Your goal: Every line below that holds the word "title" must be listed.

(Data about app and page elements)

== == ==

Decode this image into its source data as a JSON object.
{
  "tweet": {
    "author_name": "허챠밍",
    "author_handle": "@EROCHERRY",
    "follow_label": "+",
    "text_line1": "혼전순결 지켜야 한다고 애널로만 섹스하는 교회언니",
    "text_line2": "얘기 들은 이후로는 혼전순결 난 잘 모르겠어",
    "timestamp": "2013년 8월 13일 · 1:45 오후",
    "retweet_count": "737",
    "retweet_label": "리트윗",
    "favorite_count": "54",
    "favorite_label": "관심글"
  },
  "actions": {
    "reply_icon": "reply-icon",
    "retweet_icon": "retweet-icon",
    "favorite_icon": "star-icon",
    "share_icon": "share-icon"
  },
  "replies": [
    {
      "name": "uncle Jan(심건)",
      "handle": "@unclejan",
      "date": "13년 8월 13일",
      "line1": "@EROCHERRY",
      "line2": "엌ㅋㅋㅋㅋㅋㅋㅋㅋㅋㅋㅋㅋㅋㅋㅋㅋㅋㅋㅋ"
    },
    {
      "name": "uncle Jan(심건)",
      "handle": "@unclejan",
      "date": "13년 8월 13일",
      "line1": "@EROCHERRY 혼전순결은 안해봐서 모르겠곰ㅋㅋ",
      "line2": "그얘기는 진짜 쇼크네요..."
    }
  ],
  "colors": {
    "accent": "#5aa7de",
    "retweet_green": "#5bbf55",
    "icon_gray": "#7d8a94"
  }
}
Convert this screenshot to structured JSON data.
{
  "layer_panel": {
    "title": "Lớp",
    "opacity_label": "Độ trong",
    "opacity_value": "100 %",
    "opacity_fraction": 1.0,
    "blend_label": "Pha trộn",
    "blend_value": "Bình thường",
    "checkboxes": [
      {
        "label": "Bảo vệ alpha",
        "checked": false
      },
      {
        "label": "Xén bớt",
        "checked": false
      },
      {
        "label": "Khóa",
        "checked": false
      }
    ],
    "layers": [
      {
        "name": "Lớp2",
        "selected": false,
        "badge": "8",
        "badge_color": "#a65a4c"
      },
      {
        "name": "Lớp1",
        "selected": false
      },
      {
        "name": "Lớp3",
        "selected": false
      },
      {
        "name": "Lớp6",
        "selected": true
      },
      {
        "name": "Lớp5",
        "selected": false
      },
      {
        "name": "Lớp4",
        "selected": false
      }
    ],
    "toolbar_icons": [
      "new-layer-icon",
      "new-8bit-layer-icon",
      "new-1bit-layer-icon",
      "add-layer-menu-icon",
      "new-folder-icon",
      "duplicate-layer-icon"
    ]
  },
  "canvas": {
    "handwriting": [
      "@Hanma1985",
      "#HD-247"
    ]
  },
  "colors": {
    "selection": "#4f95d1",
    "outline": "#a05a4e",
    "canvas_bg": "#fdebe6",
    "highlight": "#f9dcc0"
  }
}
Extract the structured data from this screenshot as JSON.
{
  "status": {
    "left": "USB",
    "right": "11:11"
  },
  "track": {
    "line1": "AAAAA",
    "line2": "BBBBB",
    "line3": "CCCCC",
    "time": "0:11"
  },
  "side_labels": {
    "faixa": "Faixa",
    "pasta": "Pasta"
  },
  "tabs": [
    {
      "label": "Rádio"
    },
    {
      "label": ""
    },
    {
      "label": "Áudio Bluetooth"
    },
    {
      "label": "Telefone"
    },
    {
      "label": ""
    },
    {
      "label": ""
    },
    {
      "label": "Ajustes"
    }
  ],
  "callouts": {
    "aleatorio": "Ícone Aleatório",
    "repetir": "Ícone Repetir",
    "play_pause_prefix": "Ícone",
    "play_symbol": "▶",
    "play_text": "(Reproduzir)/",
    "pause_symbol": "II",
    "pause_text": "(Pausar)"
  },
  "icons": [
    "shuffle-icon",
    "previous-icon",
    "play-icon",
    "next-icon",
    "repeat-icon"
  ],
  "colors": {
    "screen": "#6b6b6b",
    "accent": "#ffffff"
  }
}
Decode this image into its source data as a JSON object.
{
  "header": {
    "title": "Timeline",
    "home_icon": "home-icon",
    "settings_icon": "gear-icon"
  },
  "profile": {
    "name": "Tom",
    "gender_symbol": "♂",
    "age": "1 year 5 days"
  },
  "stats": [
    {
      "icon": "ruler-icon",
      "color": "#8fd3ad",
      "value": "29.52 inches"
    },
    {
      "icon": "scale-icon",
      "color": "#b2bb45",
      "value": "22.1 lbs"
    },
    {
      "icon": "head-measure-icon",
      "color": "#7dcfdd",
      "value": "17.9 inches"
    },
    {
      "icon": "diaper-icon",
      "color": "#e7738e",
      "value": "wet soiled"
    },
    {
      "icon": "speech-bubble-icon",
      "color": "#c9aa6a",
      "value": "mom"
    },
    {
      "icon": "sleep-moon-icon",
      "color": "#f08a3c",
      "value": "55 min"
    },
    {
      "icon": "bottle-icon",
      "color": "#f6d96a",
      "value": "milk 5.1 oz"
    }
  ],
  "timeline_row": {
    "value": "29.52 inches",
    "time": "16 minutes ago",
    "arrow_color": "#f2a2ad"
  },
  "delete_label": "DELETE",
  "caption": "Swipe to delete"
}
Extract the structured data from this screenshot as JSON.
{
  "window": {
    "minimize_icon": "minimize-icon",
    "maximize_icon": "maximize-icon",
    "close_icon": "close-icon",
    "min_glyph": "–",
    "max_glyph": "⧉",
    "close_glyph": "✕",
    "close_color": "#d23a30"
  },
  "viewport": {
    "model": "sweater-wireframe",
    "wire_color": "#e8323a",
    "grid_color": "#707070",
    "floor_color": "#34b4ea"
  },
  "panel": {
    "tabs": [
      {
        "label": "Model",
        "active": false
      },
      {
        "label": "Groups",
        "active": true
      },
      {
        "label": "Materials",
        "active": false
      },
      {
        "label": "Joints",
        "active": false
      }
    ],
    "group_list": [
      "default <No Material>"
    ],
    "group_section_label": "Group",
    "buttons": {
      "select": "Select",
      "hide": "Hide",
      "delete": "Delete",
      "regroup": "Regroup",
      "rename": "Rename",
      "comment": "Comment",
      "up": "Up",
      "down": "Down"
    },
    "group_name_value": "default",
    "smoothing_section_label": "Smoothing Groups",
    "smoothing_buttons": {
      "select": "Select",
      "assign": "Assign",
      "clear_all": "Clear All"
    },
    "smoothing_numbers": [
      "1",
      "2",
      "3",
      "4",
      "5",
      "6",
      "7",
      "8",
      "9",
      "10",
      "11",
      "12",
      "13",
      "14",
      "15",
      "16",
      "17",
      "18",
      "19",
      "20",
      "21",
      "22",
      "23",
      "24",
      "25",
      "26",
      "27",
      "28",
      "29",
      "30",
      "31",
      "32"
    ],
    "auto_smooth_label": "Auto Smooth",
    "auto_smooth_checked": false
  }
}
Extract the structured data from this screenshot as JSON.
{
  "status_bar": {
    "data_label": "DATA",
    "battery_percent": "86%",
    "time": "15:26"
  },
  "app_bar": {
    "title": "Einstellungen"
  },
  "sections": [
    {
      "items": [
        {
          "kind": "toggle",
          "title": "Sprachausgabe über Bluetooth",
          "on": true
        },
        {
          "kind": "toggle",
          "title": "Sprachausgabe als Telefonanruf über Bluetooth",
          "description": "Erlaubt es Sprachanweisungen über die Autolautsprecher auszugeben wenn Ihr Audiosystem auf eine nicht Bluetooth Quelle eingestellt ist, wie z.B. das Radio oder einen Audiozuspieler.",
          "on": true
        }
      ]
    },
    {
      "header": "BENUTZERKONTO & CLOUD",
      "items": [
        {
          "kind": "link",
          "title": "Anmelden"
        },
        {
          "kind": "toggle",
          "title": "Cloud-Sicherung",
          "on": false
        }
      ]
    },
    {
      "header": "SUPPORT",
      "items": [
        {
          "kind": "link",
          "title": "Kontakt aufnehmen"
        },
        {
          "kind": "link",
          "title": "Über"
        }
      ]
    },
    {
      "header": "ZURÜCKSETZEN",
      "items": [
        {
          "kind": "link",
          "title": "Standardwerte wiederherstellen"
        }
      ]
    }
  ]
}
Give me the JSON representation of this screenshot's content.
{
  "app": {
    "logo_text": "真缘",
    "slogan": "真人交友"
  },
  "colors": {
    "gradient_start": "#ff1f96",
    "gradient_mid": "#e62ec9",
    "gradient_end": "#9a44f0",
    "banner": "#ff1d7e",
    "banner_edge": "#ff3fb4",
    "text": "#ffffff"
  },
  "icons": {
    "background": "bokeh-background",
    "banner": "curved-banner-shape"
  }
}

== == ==

Reply:
    "title": "Lớp",
    "title": "Timeline",
    "title": "Einstellungen"
          "title": "Sprachausgabe über Bluetooth",
          "title": "Sprachausgabe als Telefonanruf über Bluetooth",
          "title": "Anmelden"
          "title": "Cloud-Sicherung",
          "title": "Kontakt aufnehmen"
          "title": "Über"
          "title": "Standardwerte wiederherstellen"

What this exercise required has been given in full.